The motion of elongated, axisymmetric particles such as fibers or rods in turbulent flows is important for the basic understanding of the orientation dynamics of anisotropic particles. Knowledge of length and inertial effects on fiber-turbulence interaction is essential for controlling processes in paper manufacturing, and composite material fabrication, as well as for developing more accurate models to predict atmospheric particle dispersion. For example, ice crystals may be shaped as elongated rods and their orientation in the upper layers of the atmosphere affects the earth’s albedo that is an important input to models predicting the global heat balance.
Here we study the the orientational and translational dynamics of anisotropic particles (such as pollen and fibers) dispersed in isotropic turbulence.

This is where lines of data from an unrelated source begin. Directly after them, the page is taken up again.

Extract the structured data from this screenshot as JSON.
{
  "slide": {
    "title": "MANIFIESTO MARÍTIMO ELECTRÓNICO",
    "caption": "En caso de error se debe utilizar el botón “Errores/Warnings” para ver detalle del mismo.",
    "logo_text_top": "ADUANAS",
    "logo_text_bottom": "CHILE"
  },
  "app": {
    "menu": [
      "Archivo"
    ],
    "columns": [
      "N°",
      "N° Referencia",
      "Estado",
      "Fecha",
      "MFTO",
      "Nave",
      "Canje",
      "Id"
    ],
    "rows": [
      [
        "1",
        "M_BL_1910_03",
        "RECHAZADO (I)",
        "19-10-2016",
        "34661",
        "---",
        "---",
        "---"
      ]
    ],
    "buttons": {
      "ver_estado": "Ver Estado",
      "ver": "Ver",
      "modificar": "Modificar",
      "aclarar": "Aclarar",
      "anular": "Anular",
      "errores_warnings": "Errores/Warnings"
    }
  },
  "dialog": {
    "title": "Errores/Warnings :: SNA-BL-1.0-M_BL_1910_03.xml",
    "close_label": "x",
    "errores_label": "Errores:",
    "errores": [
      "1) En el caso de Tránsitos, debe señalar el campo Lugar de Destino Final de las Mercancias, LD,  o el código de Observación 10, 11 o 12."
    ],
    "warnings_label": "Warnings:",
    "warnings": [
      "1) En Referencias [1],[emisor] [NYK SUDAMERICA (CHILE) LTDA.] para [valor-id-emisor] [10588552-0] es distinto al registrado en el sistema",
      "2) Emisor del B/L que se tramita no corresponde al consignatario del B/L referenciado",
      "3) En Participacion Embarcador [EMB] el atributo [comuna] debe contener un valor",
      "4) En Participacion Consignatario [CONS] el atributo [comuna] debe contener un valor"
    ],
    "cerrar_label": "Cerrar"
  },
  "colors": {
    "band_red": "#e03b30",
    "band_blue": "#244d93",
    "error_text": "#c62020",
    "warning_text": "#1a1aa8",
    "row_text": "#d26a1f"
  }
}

Especially the effect of particle inertia (as indicated by the Stokes number has been quantified).
Recently we have started to investigate the fiber orientation dynamics in a non-homogeneous turbulent boundary layer flow as part of a research project funded by the Israeli Ministry of Energy (grant no. 1596/15). Both length effects as well as inertial effects are studied.
Starting October 2019, we start research on “Control of fiber orientation dynamics in the near-field of a coaxial (impinging) jet by flow structure manipulation” funded by the Israel Science Foundation (ISF) under grant no. 2199/19
Students working on this: Subhani Shaik (PhD), Vladislav rinsky (MSc)
Completed thesis: Dr. Lilach Sabban (PhD and MSc)
Completed MSc thesis: Sofia Kuperman (MSc)
Funding Agencies: Israel Science Foundation, Ministry of Energy